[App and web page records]
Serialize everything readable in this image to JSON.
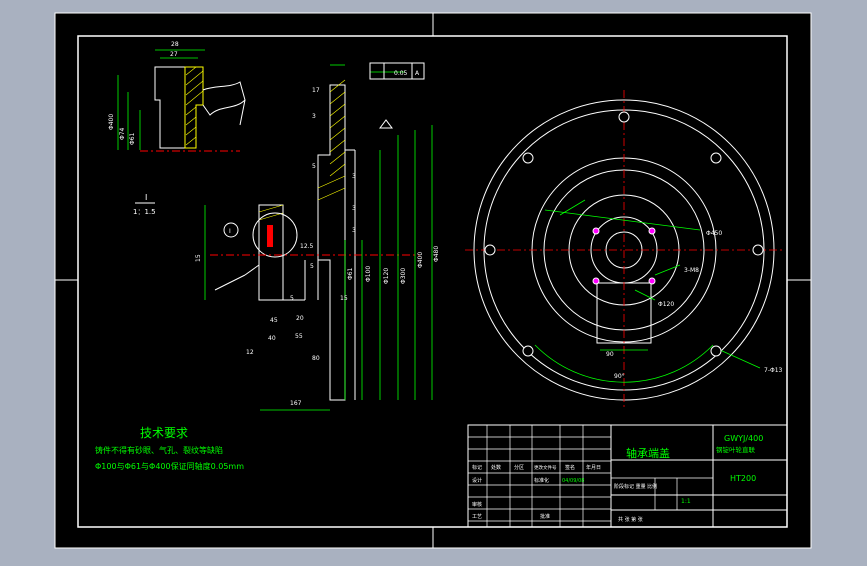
{
  "drawing": {
    "scheme": {
      "background": "#000000",
      "frame": "#ffffff",
      "geometry": "#ffffff",
      "dimensions": "#00ff00",
      "centerline": "#ff0000",
      "hatch": "#ffff00",
      "note": "#00ff00"
    },
    "title_block": {
      "part_name": "轴承端盖",
      "product": "GWYJ/400",
      "product_sub": "钢锭叶轮直联",
      "material": "HT200",
      "scale": "1:1",
      "sheet": "共 张 第 张",
      "date": "04/09/08",
      "rows": [
        "标记",
        "处数",
        "分区",
        "更改文件号",
        "签名",
        "年月日"
      ],
      "roles": [
        "设计",
        "审核",
        "工艺",
        "标准化",
        "批准"
      ],
      "stage_labels": "阶段标记 重量 比例"
    },
    "notes": {
      "heading": "技术要求",
      "lines": [
        "铸件不得有砂眼、气孔、裂纹等缺陷",
        "Φ100与Φ61与Φ400保证同轴度0.05mm"
      ]
    },
    "detail_view": {
      "label": "I",
      "scale": "1：1.5",
      "dims": [
        "28",
        "27",
        "Φ400",
        "Φ61",
        "Φ74"
      ]
    },
    "section_view": {
      "tolerance": [
        "0.05",
        "A"
      ],
      "dims": [
        "17",
        "3",
        "5",
        "3",
        "3",
        "3",
        "5",
        "12.5",
        "Φ61",
        "Φ100",
        "Φ120",
        "Φ300",
        "Φ400",
        "Φ480",
        "15",
        "5",
        "20",
        "45",
        "40",
        "55",
        "80",
        "12",
        "15",
        "167"
      ],
      "datum": "A",
      "detail_ref": "I"
    },
    "front_view": {
      "dims": [
        "Φ450",
        "3-M8",
        "Φ120",
        "90",
        "90°",
        "7-Φ13"
      ]
    }
  }
}
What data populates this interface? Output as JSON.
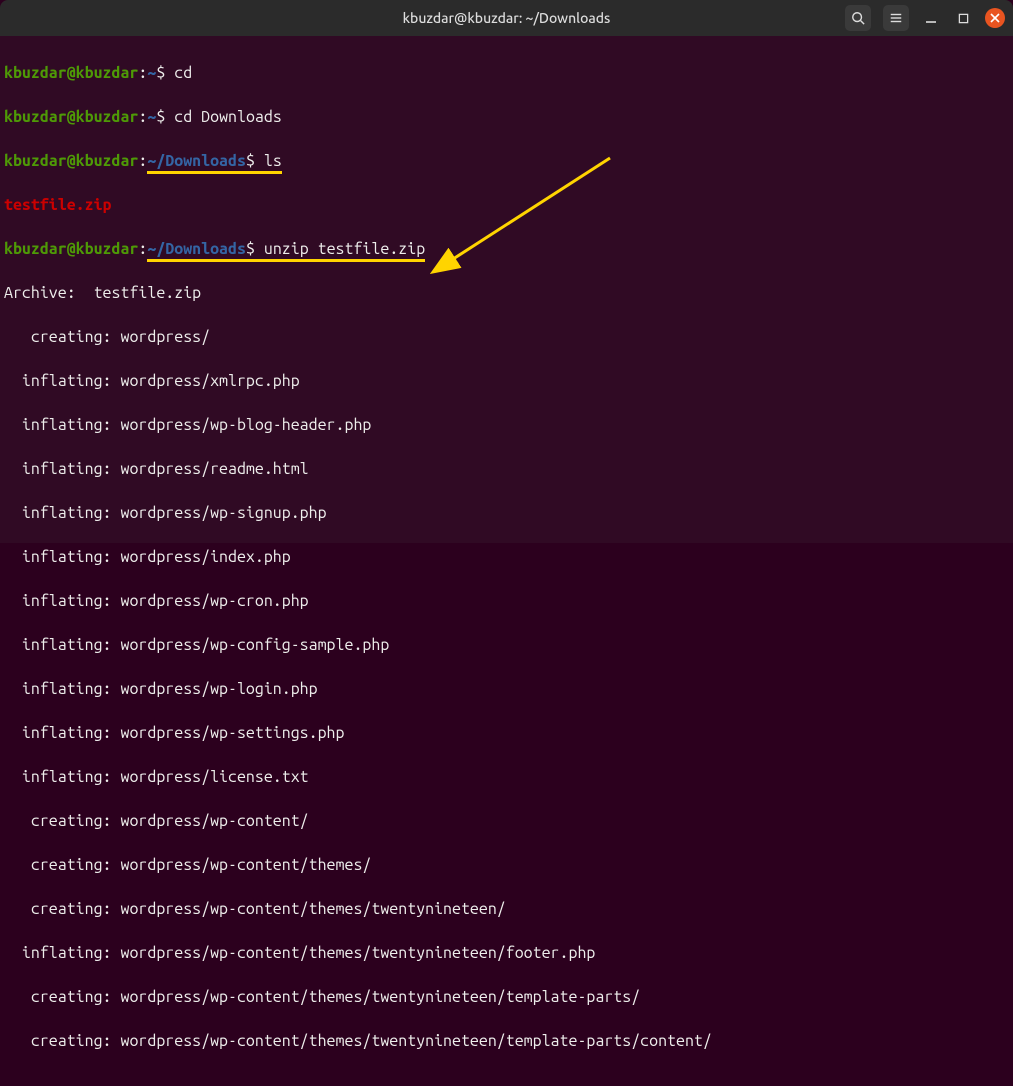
{
  "window": {
    "title": "kbuzdar@kbuzdar: ~/Downloads"
  },
  "prompt": {
    "userhost": "kbuzdar@kbuzdar",
    "home_path": "~",
    "downloads_path": "~/Downloads",
    "sep": ":",
    "dollar": "$"
  },
  "commands": {
    "cd": "cd",
    "cd_downloads": "cd Downloads",
    "ls": "ls",
    "unzip": "unzip testfile.zip"
  },
  "ls_output": {
    "file": "testfile.zip"
  },
  "unzip_output": {
    "archive_line": "Archive:  testfile.zip",
    "entries": [
      "   creating: wordpress/",
      "  inflating: wordpress/xmlrpc.php",
      "  inflating: wordpress/wp-blog-header.php",
      "  inflating: wordpress/readme.html",
      "  inflating: wordpress/wp-signup.php",
      "  inflating: wordpress/index.php",
      "  inflating: wordpress/wp-cron.php",
      "  inflating: wordpress/wp-config-sample.php",
      "  inflating: wordpress/wp-login.php",
      "  inflating: wordpress/wp-settings.php",
      "  inflating: wordpress/license.txt",
      "   creating: wordpress/wp-content/",
      "   creating: wordpress/wp-content/themes/",
      "   creating: wordpress/wp-content/themes/twentynineteen/",
      "  inflating: wordpress/wp-content/themes/twentynineteen/footer.php",
      "   creating: wordpress/wp-content/themes/twentynineteen/template-parts/",
      "   creating: wordpress/wp-content/themes/twentynineteen/template-parts/content/"
    ]
  }
}
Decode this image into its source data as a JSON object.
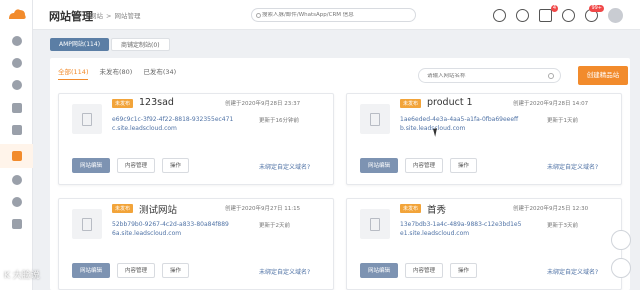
{
  "header": {
    "title": "网站管理",
    "breadcrumb": [
      "网站",
      ">",
      "网站管理"
    ],
    "search_placeholder": "搜索人脉/邮件/WhatsApp/CRM 信息",
    "message_badge": "4",
    "avatar_badge": "99+"
  },
  "tabs": [
    {
      "label": "AMP网站(114)",
      "active": true
    },
    {
      "label": "商铺定制站(0)",
      "active": false
    }
  ],
  "filters": [
    {
      "label": "全部(114)",
      "active": true
    },
    {
      "label": "未发布(80)",
      "active": false
    },
    {
      "label": "已发布(34)",
      "active": false
    }
  ],
  "site_search_placeholder": "请输入网站名称",
  "create_button": "创建精品站",
  "cards": [
    {
      "status": "未发布",
      "name": "123sad",
      "created": "创建于2020年9月28日 23:37",
      "code": "e69c9c1c-3f92-4f22-8818-932355ec471",
      "updated": "更新于16分钟前",
      "url": "c.site.leadscloud.com",
      "edit": "网站编辑",
      "content": "内容管理",
      "ops": "操作",
      "bind": "未绑定自定义域名?"
    },
    {
      "status": "未发布",
      "name": "product 1",
      "created": "创建于2020年9月28日 14:07",
      "code": "1ae6eded-4e3a-4aa5-a1fa-0fba69eeeff",
      "updated": "更新于1天前",
      "url": "b.site.leadscloud.com",
      "edit": "网站编辑",
      "content": "内容管理",
      "ops": "操作",
      "bind": "未绑定自定义域名?"
    },
    {
      "status": "未发布",
      "name": "测试网站",
      "created": "创建于2020年9月27日 11:15",
      "code": "52bb79b0-9267-4c2d-a833-80a84f889",
      "updated": "更新于2天前",
      "url": "6a.site.leadscloud.com",
      "edit": "网站编辑",
      "content": "内容管理",
      "ops": "操作",
      "bind": "未绑定自定义域名?"
    },
    {
      "status": "未发布",
      "name": "首秀",
      "created": "创建于2020年9月25日 12:30",
      "code": "13e7bdb3-1a4c-489a-9883-c12e3bd1e5",
      "updated": "更新于3天前",
      "url": "e1.site.leadscloud.com",
      "edit": "网站编辑",
      "content": "内容管理",
      "ops": "操作",
      "bind": "未绑定自定义域名?"
    }
  ],
  "watermark": "K 大脸说",
  "accent_color": "#f28b2c",
  "link_color": "#5073a6"
}
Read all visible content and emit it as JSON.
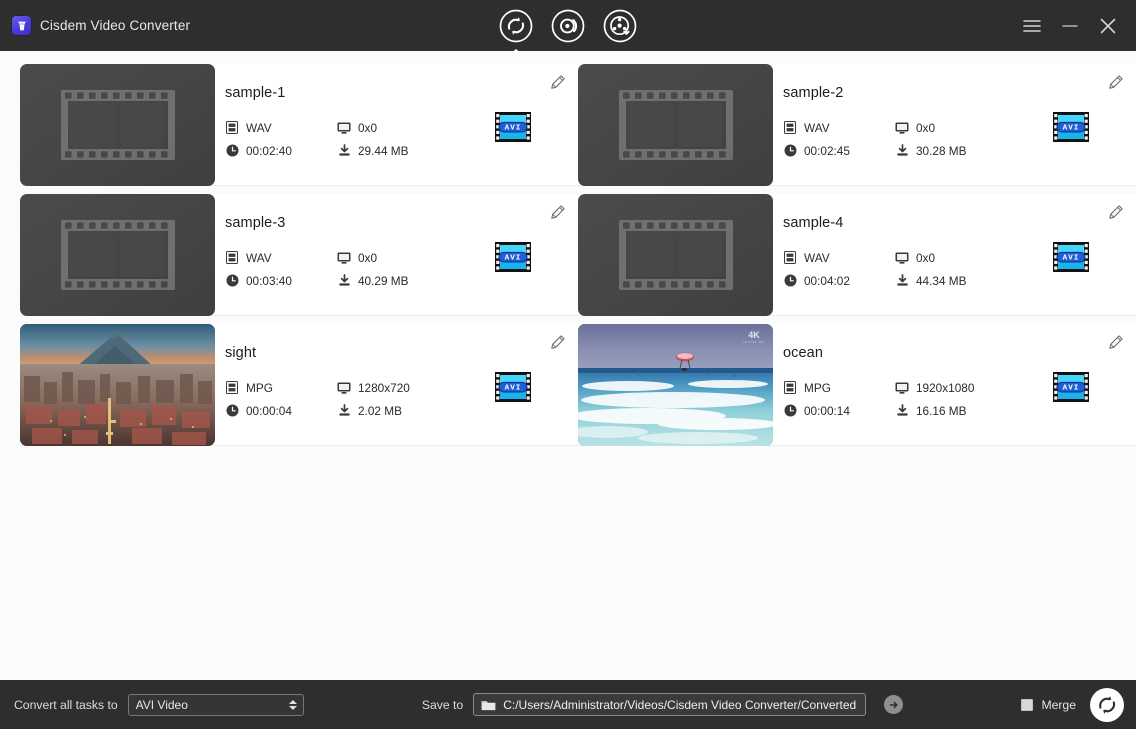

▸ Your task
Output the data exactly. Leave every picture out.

▸ Answer to the problem
Serialize everything readable in this image to JSON.
{
  "drawing": {
    "scheme": {
      "background": "#000000",
      "frame": "#ffffff",
      "geometry": "#ffffff",
      "dimensions": "#00ff00",
      "centerline": "#ff0000",
      "hatch": "#ffff00",
      "note": "#00ff00"
    },
    "title_block": {
      "part_name": "轴承端盖",
      "product": "GWYJ/400",
      "product_sub": "钢锭叶轮直联",
      "material": "HT200",
      "scale": "1:1",
      "sheet": "共 张 第 张",
      "date": "04/09/08",
      "rows": [
        "标记",
        "处数",
        "分区",
        "更改文件号",
        "签名",
        "年月日"
      ],
      "roles": [
        "设计",
        "审核",
        "工艺",
        "标准化",
        "批准"
      ],
      "stage_labels": "阶段标记 重量 比例"
    },
    "notes": {
      "heading": "技术要求",
      "lines": [
        "铸件不得有砂眼、气孔、裂纹等缺陷",
        "Φ100与Φ61与Φ400保证同轴度0.05mm"
      ]
    },
    "detail_view": {
      "label": "I",
      "scale": "1：1.5",
      "dims": [
        "28",
        "27",
        "Φ400",
        "Φ61",
        "Φ74"
      ]
    },
    "section_view": {
      "tolerance": [
        "0.05",
        "A"
      ],
      "dims": [
        "17",
        "3",
        "5",
        "3",
        "3",
        "3",
        "5",
        "12.5",
        "Φ61",
        "Φ100",
        "Φ120",
        "Φ300",
        "Φ400",
        "Φ480",
        "15",
        "5",
        "20",
        "45",
        "40",
        "55",
        "80",
        "12",
        "15",
        "167"
      ],
      "datum": "A",
      "detail_ref": "I"
    },
    "front_view": {
      "dims": [
        "Φ450",
        "3-M8",
        "Φ120",
        "90",
        "90°",
        "7-Φ13"
      ]
    }
  }
}
What data populates this interface? Output as JSON.
{
  "window": {
    "title": "kbuzdar@kbuzdar: ~/Downloads"
  },
  "prompt": {
    "userhost": "kbuzdar@kbuzdar",
    "home_path": "~",
    "downloads_path": "~/Downloads",
    "sep": ":",
    "dollar": "$"
  },
  "commands": {
    "cd": "cd",
    "cd_downloads": "cd Downloads",
    "ls": "ls",
    "unzip": "unzip testfile.zip"
  },
  "ls_output": {
    "file": "testfile.zip"
  },
  "unzip_output": {
    "archive_line": "Archive:  testfile.zip",
    "entries": [
      "   creating: wordpress/",
      "  inflating: wordpress/xmlrpc.php",
      "  inflating: wordpress/wp-blog-header.php",
      "  inflating: wordpress/readme.html",
      "  inflating: wordpress/wp-signup.php",
      "  inflating: wordpress/index.php",
      "  inflating: wordpress/wp-cron.php",
      "  inflating: wordpress/wp-config-sample.php",
      "  inflating: wordpress/wp-login.php",
      "  inflating: wordpress/wp-settings.php",
      "  inflating: wordpress/license.txt",
      "   creating: wordpress/wp-content/",
      "   creating: wordpress/wp-content/themes/",
      "   creating: wordpress/wp-content/themes/twentynineteen/",
      "  inflating: wordpress/wp-content/themes/twentynineteen/footer.php",
      "   creating: wordpress/wp-content/themes/twentynineteen/template-parts/",
      "   creating: wordpress/wp-content/themes/twentynineteen/template-parts/content/"
    ]
  }
}
Decode this image into its source data as a JSON object.
{
  "header": {
    "title": "网站管理",
    "breadcrumb": [
      "网站",
      ">",
      "网站管理"
    ],
    "search_placeholder": "搜索人脉/邮件/WhatsApp/CRM 信息",
    "message_badge": "4",
    "avatar_badge": "99+"
  },
  "tabs": [
    {
      "label": "AMP网站(114)",
      "active": true
    },
    {
      "label": "商铺定制站(0)",
      "active": false
    }
  ],
  "filters": [
    {
      "label": "全部(114)",
      "active": true
    },
    {
      "label": "未发布(80)",
      "active": false
    },
    {
      "label": "已发布(34)",
      "active": false
    }
  ],
  "site_search_placeholder": "请输入网站名称",
  "create_button": "创建精品站",
  "cards": [
    {
      "status": "未发布",
      "name": "123sad",
      "created": "创建于2020年9月28日 23:37",
      "code": "e69c9c1c-3f92-4f22-8818-932355ec471",
      "updated": "更新于16分钟前",
      "url": "c.site.leadscloud.com",
      "edit": "网站编辑",
      "content": "内容管理",
      "ops": "操作",
      "bind": "未绑定自定义域名?"
    },
    {
      "status": "未发布",
      "name": "product 1",
      "created": "创建于2020年9月28日 14:07",
      "code": "1ae6eded-4e3a-4aa5-a1fa-0fba69eeeff",
      "updated": "更新于1天前",
      "url": "b.site.leadscloud.com",
      "edit": "网站编辑",
      "content": "内容管理",
      "ops": "操作",
      "bind": "未绑定自定义域名?"
    },
    {
      "status": "未发布",
      "name": "测试网站",
      "created": "创建于2020年9月27日 11:15",
      "code": "52bb79b0-9267-4c2d-a833-80a84f889",
      "updated": "更新于2天前",
      "url": "6a.site.leadscloud.com",
      "edit": "网站编辑",
      "content": "内容管理",
      "ops": "操作",
      "bind": "未绑定自定义域名?"
    },
    {
      "status": "未发布",
      "name": "首秀",
      "created": "创建于2020年9月25日 12:30",
      "code": "13e7bdb3-1a4c-489a-9883-c12e3bd1e5",
      "updated": "更新于3天前",
      "url": "e1.site.leadscloud.com",
      "edit": "网站编辑",
      "content": "内容管理",
      "ops": "操作",
      "bind": "未绑定自定义域名?"
    }
  ],
  "watermark": "K 大脸说",
  "accent_color": "#f28b2c",
  "link_color": "#5073a6"
}
Read all visible content and emit it as JSON.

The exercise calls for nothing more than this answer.